──────── RECORDED DATA

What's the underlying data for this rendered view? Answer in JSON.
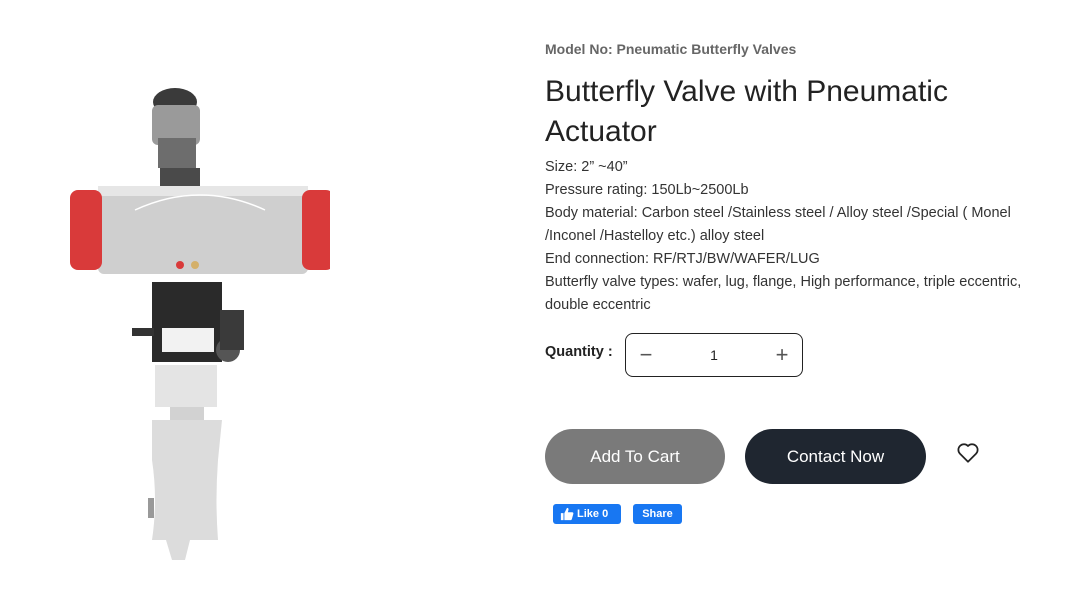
{
  "product": {
    "model_no": "Model No: Pneumatic Butterfly Valves",
    "title": "Butterfly Valve with Pneumatic Actuator",
    "specs": [
      "Size: 2”  ~40”",
      "Pressure rating: 150Lb~2500Lb",
      "Body material: Carbon steel /Stainless steel / Alloy steel /Special ( Monel /Inconel /Hastelloy etc.) alloy steel",
      "End connection: RF/RTJ/BW/WAFER/LUG",
      "Butterfly valve types: wafer, lug, flange, High performance, triple eccentric, double eccentric"
    ]
  },
  "quantity": {
    "label": "Quantity :",
    "minus": "−",
    "value": "1",
    "plus": "+"
  },
  "buttons": {
    "add_to_cart": "Add To Cart",
    "contact_now": "Contact Now"
  },
  "social": {
    "like": "Like 0",
    "share": "Share"
  },
  "icons": {
    "wishlist": "heart-outline-icon",
    "like": "thumbs-up-icon"
  },
  "colors": {
    "cart_bg": "#7a7a7a",
    "contact_bg": "#1f2630",
    "facebook": "#1877f2",
    "actuator_red": "#d93a3a"
  }
}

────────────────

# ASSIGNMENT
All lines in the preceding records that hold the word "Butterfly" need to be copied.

# ANSWER BELOW
    "model_no": "Model No: Pneumatic Butterfly Valves",
    "title": "Butterfly Valve with Pneumatic Actuator",
      "Butterfly valve types: wafer, lug, flange, High performance, triple eccentric, double eccentric"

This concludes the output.